The answer must be a single number: how many lines in the records below contain the word "Sales".

Supplied material:
###
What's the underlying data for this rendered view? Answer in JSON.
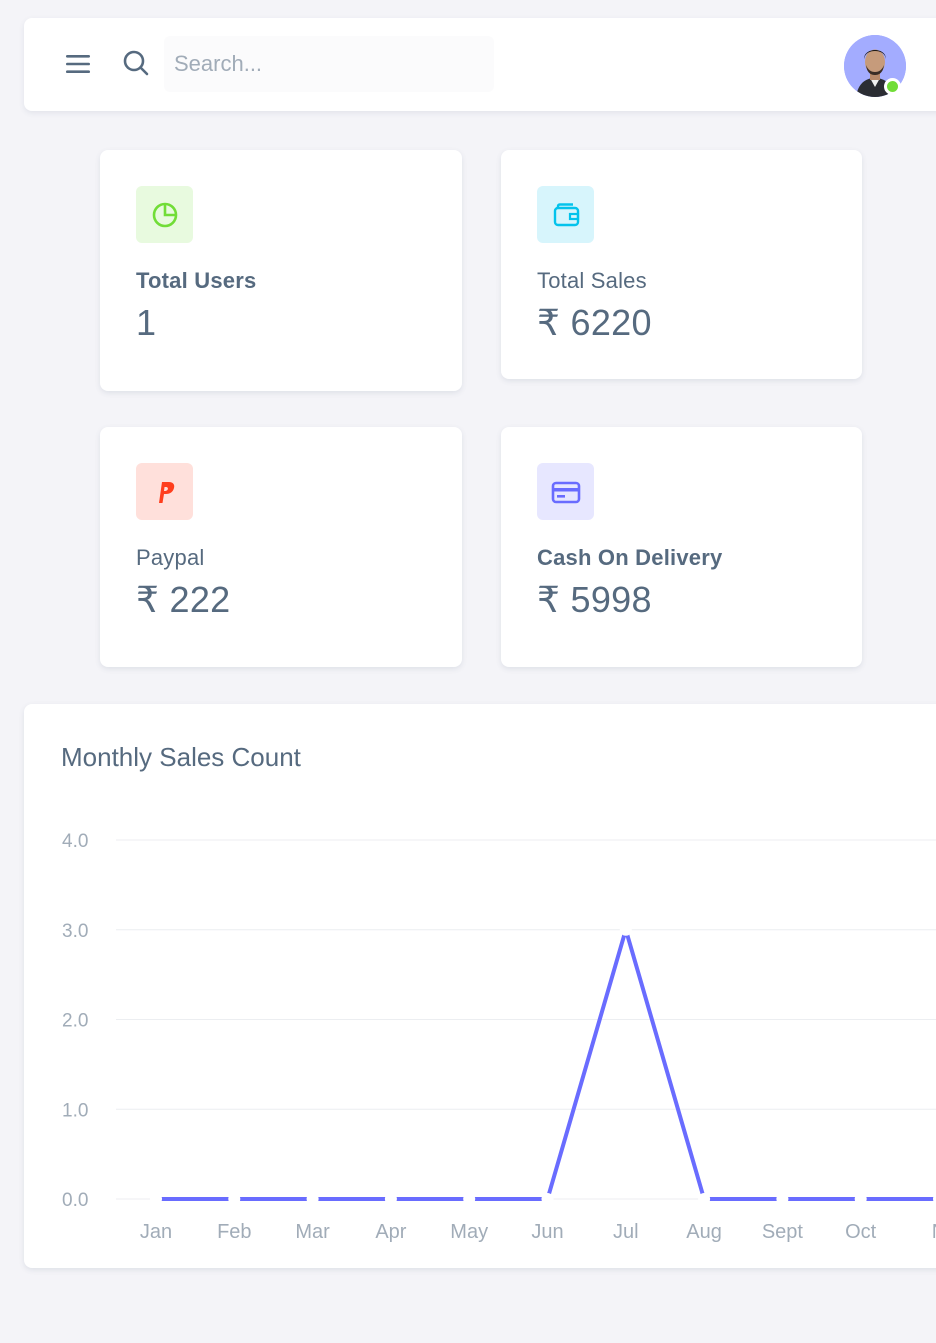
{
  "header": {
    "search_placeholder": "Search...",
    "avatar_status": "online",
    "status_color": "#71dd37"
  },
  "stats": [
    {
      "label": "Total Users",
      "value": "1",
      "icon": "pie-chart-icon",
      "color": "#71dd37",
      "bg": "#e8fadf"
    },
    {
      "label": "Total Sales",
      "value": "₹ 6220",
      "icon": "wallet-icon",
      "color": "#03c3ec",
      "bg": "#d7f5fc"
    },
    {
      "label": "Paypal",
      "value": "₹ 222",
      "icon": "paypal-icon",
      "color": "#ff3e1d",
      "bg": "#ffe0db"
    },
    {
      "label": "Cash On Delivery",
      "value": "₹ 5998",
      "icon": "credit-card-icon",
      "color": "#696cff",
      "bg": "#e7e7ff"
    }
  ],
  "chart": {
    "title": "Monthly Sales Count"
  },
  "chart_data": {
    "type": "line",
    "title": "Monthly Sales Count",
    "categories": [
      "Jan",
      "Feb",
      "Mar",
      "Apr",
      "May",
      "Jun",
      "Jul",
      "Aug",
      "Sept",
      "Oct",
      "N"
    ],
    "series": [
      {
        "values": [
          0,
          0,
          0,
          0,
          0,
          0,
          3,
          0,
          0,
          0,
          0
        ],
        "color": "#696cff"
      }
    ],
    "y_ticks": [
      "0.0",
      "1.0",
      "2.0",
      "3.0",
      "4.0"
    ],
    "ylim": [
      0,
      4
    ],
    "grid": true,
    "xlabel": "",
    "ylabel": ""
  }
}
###
Written solution:
3